Records from a dataset
┄┄┄┄┄┄┄┄┄┄┄┄┄┄┄┄┄┄┄┄

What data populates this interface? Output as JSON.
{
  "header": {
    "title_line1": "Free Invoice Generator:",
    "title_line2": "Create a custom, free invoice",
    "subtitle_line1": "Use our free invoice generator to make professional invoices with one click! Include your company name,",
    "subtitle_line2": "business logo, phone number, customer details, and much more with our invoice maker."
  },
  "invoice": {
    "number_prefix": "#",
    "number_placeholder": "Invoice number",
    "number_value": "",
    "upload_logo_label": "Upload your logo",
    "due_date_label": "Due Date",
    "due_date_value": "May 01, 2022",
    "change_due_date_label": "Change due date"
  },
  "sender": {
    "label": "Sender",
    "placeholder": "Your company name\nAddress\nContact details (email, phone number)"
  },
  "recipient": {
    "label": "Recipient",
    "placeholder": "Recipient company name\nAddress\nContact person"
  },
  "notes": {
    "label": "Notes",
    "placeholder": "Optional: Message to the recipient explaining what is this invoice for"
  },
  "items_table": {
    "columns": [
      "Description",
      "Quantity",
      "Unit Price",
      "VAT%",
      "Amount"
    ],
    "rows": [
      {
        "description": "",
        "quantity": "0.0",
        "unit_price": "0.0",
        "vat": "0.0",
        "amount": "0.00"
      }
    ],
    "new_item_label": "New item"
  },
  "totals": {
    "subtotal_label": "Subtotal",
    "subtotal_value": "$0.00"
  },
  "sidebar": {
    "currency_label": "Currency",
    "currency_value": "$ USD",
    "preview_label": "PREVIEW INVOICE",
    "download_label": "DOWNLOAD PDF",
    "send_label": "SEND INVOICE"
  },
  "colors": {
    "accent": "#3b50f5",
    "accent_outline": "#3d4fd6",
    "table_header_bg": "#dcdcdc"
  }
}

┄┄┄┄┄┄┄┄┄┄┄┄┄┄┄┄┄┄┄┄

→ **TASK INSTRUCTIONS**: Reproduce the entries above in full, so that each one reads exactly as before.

→ **EXPECTED ANSWER**:
What data populates this interface? Output as JSON.
{
  "header": {
    "title_line1": "Free Invoice Generator:",
    "title_line2": "Create a custom, free invoice",
    "subtitle_line1": "Use our free invoice generator to make professional invoices with one click! Include your company name,",
    "subtitle_line2": "business logo, phone number, customer details, and much more with our invoice maker."
  },
  "invoice": {
    "number_prefix": "#",
    "number_placeholder": "Invoice number",
    "number_value": "",
    "upload_logo_label": "Upload your logo",
    "due_date_label": "Due Date",
    "due_date_value": "May 01, 2022",
    "change_due_date_label": "Change due date"
  },
  "sender": {
    "label": "Sender",
    "placeholder": "Your company name\nAddress\nContact details (email, phone number)"
  },
  "recipient": {
    "label": "Recipient",
    "placeholder": "Recipient company name\nAddress\nContact person"
  },
  "notes": {
    "label": "Notes",
    "placeholder": "Optional: Message to the recipient explaining what is this invoice for"
  },
  "items_table": {
    "columns": [
      "Description",
      "Quantity",
      "Unit Price",
      "VAT%",
      "Amount"
    ],
    "rows": [
      {
        "description": "",
        "quantity": "0.0",
        "unit_price": "0.0",
        "vat": "0.0",
        "amount": "0.00"
      }
    ],
    "new_item_label": "New item"
  },
  "totals": {
    "subtotal_label": "Subtotal",
    "subtotal_value": "$0.00"
  },
  "sidebar": {
    "currency_label": "Currency",
    "currency_value": "$ USD",
    "preview_label": "PREVIEW INVOICE",
    "download_label": "DOWNLOAD PDF",
    "send_label": "SEND INVOICE"
  },
  "colors": {
    "accent": "#3b50f5",
    "accent_outline": "#3d4fd6",
    "table_header_bg": "#dcdcdc"
  }
}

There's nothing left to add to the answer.